> [ACTIVITY]: Please copy each line below that contains the string "JSON".

Data about app and page elements:

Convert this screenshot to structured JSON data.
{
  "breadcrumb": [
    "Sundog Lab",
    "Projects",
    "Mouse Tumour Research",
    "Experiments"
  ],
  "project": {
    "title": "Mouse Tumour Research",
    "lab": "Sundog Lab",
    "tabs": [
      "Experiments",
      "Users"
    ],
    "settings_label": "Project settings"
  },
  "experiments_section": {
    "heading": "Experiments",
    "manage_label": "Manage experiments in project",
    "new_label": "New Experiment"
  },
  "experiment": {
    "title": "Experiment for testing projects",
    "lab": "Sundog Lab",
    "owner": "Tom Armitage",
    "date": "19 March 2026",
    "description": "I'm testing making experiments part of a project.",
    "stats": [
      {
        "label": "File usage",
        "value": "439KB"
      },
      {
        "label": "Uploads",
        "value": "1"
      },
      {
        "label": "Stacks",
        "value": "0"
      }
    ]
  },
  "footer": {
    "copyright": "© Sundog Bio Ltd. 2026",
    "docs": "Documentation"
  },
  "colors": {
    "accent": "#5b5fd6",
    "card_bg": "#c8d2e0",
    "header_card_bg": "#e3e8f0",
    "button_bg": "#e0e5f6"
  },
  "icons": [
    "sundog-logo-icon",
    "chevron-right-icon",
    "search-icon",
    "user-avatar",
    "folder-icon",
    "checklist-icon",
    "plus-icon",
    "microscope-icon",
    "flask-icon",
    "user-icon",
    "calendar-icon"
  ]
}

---

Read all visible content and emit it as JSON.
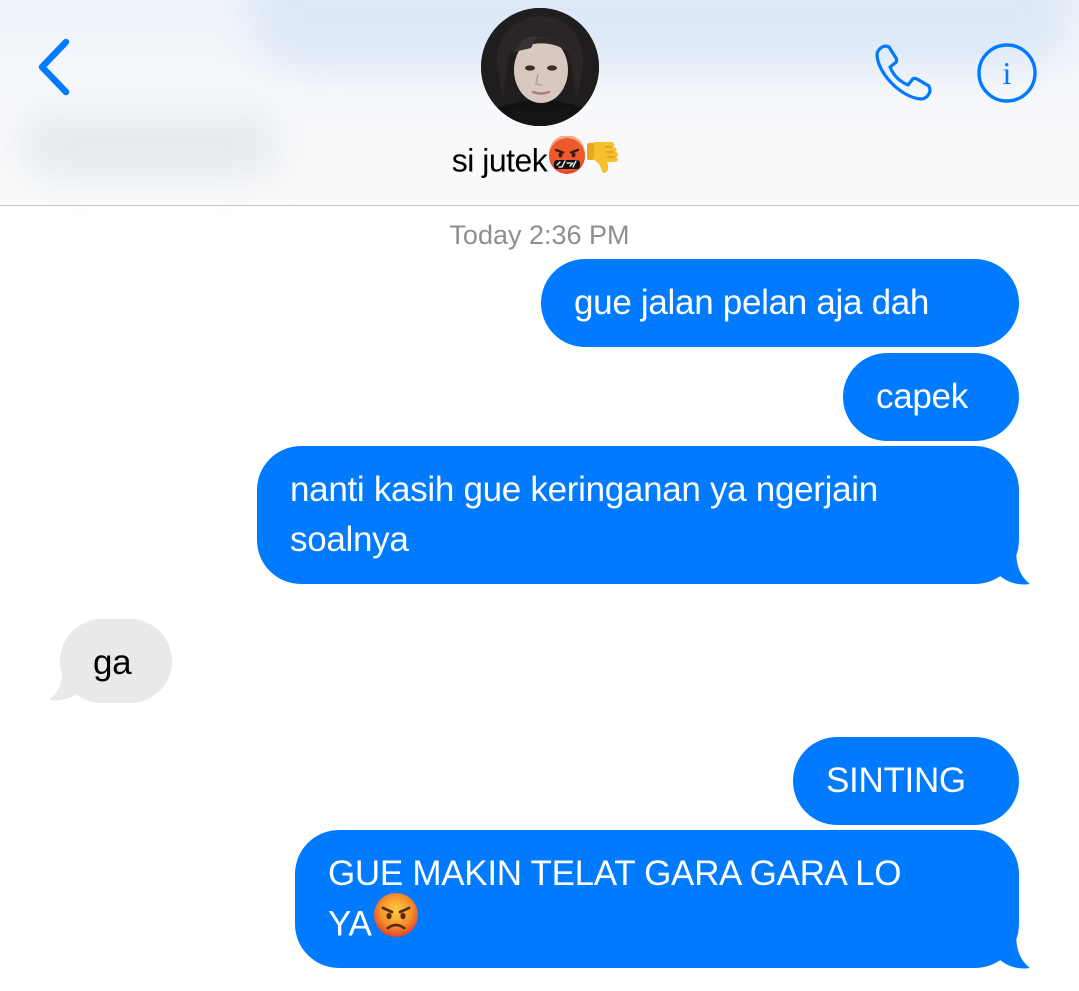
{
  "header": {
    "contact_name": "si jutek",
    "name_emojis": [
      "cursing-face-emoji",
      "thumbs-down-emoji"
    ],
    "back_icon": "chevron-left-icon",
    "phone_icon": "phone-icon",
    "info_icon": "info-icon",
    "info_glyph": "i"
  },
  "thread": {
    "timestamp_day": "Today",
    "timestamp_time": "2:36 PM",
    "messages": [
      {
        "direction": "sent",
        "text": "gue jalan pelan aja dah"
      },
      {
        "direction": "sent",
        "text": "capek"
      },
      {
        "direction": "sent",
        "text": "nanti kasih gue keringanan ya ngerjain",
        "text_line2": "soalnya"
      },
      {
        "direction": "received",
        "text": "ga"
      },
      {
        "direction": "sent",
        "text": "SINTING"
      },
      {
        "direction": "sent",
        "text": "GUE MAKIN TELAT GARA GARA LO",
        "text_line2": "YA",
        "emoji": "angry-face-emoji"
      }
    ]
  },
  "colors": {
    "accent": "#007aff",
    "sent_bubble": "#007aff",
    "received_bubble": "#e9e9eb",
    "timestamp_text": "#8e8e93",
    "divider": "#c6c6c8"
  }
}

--

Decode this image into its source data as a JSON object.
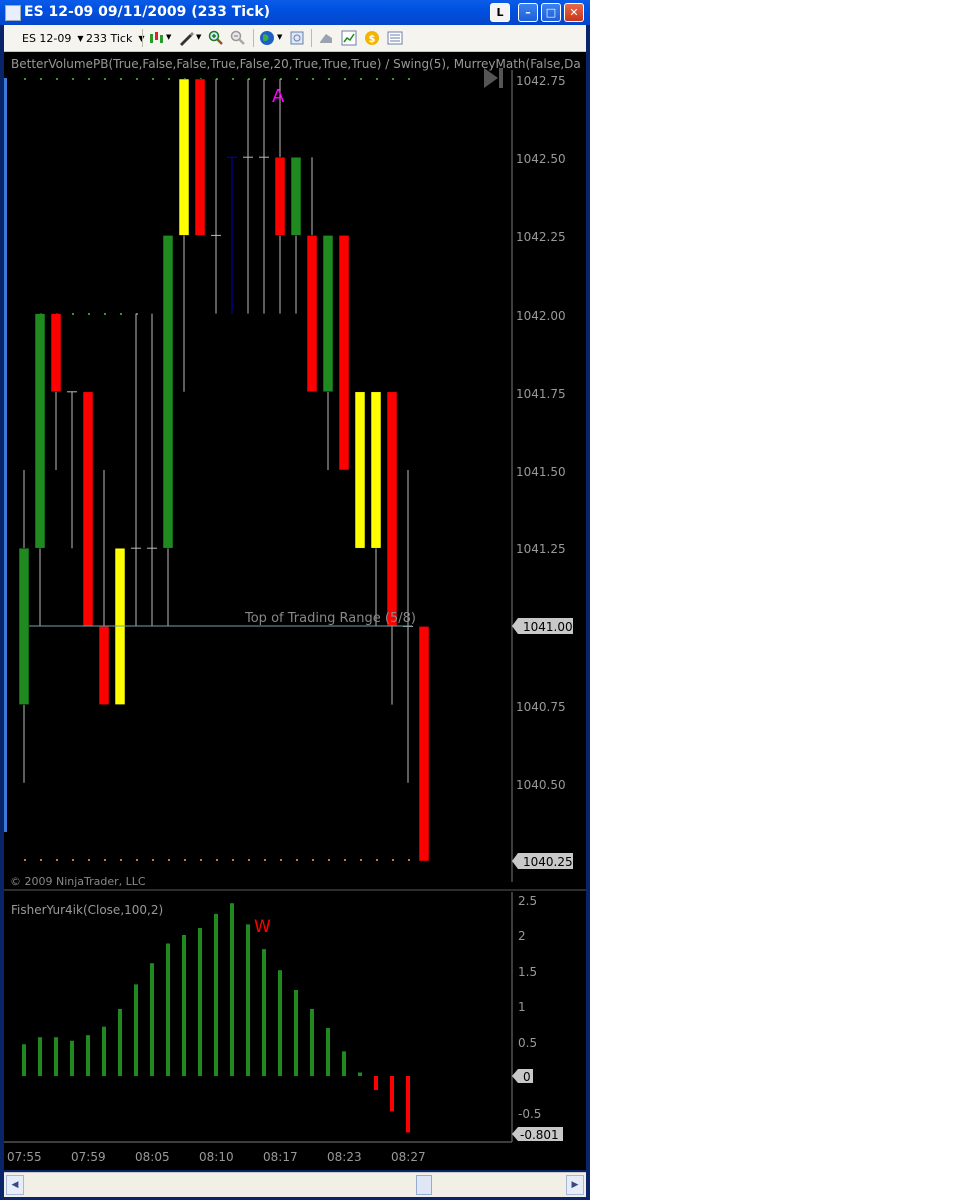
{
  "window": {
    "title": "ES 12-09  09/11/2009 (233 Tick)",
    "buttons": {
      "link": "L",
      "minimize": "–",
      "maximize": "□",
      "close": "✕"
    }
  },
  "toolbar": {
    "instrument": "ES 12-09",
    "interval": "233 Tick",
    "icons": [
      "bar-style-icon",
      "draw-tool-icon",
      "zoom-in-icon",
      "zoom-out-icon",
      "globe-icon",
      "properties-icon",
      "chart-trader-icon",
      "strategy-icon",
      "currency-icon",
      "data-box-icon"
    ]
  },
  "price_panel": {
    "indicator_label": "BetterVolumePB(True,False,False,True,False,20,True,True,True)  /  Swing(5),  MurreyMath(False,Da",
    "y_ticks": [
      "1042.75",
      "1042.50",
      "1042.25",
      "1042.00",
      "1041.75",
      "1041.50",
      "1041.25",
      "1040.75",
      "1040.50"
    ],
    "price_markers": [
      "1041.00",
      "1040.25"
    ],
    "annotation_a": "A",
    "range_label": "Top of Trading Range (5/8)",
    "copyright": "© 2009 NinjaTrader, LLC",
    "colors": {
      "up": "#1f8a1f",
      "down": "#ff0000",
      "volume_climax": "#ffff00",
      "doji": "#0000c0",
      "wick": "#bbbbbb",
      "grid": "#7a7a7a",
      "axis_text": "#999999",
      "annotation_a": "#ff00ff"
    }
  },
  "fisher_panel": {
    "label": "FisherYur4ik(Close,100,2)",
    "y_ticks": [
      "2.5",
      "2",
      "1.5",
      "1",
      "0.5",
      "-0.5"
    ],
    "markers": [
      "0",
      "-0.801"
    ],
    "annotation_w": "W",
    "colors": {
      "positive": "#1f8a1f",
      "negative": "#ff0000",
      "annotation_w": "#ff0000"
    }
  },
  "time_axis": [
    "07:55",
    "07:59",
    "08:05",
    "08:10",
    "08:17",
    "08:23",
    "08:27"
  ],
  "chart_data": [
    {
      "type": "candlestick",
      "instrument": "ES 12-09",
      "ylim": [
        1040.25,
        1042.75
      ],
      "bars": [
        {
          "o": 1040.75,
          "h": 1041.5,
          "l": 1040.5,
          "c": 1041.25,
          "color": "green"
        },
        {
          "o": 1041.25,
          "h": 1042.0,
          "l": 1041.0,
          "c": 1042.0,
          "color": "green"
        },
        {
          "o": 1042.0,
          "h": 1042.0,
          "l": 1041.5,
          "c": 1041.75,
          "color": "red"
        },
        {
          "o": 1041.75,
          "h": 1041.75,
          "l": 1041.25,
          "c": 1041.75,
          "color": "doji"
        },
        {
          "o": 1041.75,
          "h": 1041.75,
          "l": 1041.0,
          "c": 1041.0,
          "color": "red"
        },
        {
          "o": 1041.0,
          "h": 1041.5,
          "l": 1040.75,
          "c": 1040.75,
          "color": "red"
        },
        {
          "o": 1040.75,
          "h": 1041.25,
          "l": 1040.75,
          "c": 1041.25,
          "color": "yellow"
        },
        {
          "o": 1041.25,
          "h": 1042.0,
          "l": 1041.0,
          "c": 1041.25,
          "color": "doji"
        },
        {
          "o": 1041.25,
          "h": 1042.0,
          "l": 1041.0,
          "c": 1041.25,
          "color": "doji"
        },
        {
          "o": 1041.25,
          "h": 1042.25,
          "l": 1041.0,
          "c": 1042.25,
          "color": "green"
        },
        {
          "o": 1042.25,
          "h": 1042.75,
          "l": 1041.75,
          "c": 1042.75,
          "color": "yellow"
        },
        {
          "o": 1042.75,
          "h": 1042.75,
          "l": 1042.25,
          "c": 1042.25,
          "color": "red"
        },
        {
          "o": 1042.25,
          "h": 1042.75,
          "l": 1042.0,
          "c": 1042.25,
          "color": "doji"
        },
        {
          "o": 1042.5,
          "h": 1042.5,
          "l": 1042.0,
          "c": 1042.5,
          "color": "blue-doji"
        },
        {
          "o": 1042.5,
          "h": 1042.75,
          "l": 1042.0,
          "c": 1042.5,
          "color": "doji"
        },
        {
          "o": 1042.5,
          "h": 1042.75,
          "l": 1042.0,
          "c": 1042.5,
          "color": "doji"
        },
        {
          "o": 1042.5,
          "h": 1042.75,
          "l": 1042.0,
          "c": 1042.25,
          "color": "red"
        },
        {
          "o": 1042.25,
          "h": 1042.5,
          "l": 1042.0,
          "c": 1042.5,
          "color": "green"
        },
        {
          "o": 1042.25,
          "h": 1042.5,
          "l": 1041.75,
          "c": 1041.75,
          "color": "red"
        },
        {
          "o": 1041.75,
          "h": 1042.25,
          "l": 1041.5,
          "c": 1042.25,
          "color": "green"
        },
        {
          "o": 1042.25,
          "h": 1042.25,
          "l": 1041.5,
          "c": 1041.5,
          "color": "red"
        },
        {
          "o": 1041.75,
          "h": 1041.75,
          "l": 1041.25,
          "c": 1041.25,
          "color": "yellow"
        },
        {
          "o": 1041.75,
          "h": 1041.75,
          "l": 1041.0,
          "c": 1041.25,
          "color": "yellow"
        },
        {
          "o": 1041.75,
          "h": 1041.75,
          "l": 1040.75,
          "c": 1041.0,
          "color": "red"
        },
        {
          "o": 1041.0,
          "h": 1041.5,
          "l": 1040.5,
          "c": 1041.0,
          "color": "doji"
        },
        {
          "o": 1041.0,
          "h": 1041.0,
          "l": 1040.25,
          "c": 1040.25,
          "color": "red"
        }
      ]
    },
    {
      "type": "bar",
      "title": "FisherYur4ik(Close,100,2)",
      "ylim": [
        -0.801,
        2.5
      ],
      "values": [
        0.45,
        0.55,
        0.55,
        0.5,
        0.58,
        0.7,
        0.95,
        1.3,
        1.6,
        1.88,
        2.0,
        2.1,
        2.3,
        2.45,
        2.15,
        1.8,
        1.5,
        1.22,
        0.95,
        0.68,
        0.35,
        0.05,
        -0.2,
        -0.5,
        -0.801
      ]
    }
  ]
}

> [PROBLEM SOLUTION]:
Convert this screenshot to structured JSON data.
Read all visible content and emit it as JSON.
Decode this image into its source data as a JSON object.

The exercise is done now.